Containment was a United States policy using numerous strategies to prevent the spread of communism abroad. A component of the Cold War, this policy was a response to a series of moves by the Soviet Union to enlarge its communist sphere of influence in Eastern Europe, China, Korea, and Vietnam.
(a relaxation of tension) to a policy of containment of Soviet expansion as advocated by diplomat George Kennan.
The MARSHALL PLAN created an economic miracle in Western Europe. By the target date of the program four years later, Western European industries were producing twice as much as they had been the year before war broke out. Some Americans grumbled about the costs, but the nation spent more on liquor during the years of the Marshall Plan than they sent overseas to Europe.
To combat the spread of communism, U.S. foreign policy functioned on the idea of Containment immediately after the war and through the Truman administration. According to the policy, the United States would do everything it could to stop the spread of communism anywhere in the world, be it through diplomacy or military intervention. This policy also inherently intended to avoid open conflict with the Soviet Union, as any military confrontation with the Soviets could possibly lead to World War III.
Fearing that the Soviet Union intended to "export" communism to other nations, America centered its foreign policy on the "containment" of communism, both at home and abroad. Although formulation of the Truman Doctrine, Marshall Plan, and the Berlin Airlift suggested that the United States had a particular concern with the spread of communism in Europe

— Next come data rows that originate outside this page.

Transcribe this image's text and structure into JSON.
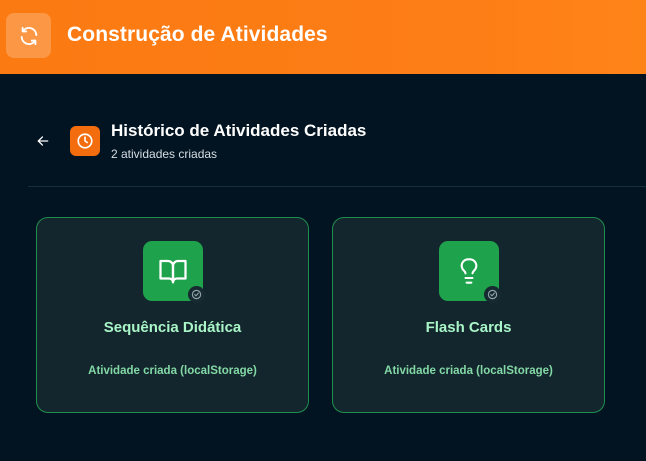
{
  "header": {
    "title": "Construção de Atividades",
    "icon": "refresh-icon",
    "background": "#fb7a12"
  },
  "history": {
    "back_icon": "arrow-left-icon",
    "icon": "clock-icon",
    "icon_color": "#f36c0d",
    "title": "Histórico de Atividades Criadas",
    "subtitle": "2 atividades criadas"
  },
  "activities": [
    {
      "title": "Sequência Didática",
      "status": "Atividade criada (localStorage)",
      "icon": "book-open-icon"
    },
    {
      "title": "Flash Cards",
      "status": "Atividade criada (localStorage)",
      "icon": "lightbulb-icon"
    }
  ],
  "colors": {
    "page_background": "#021421",
    "card_border": "#1f8f4d",
    "card_icon_background": "#1fa24c",
    "card_title": "#a9f5c8"
  }
}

Even before the official war in Vietnam started, people in America were being educated and wanted about the dangers of communism in hopes of preventing it. In an article titled “Education the Way to End Communism, Truman Declares” by Anthony Liviero. This article was published by the New York Times on March 9, 1949 with the intended audience being the general public.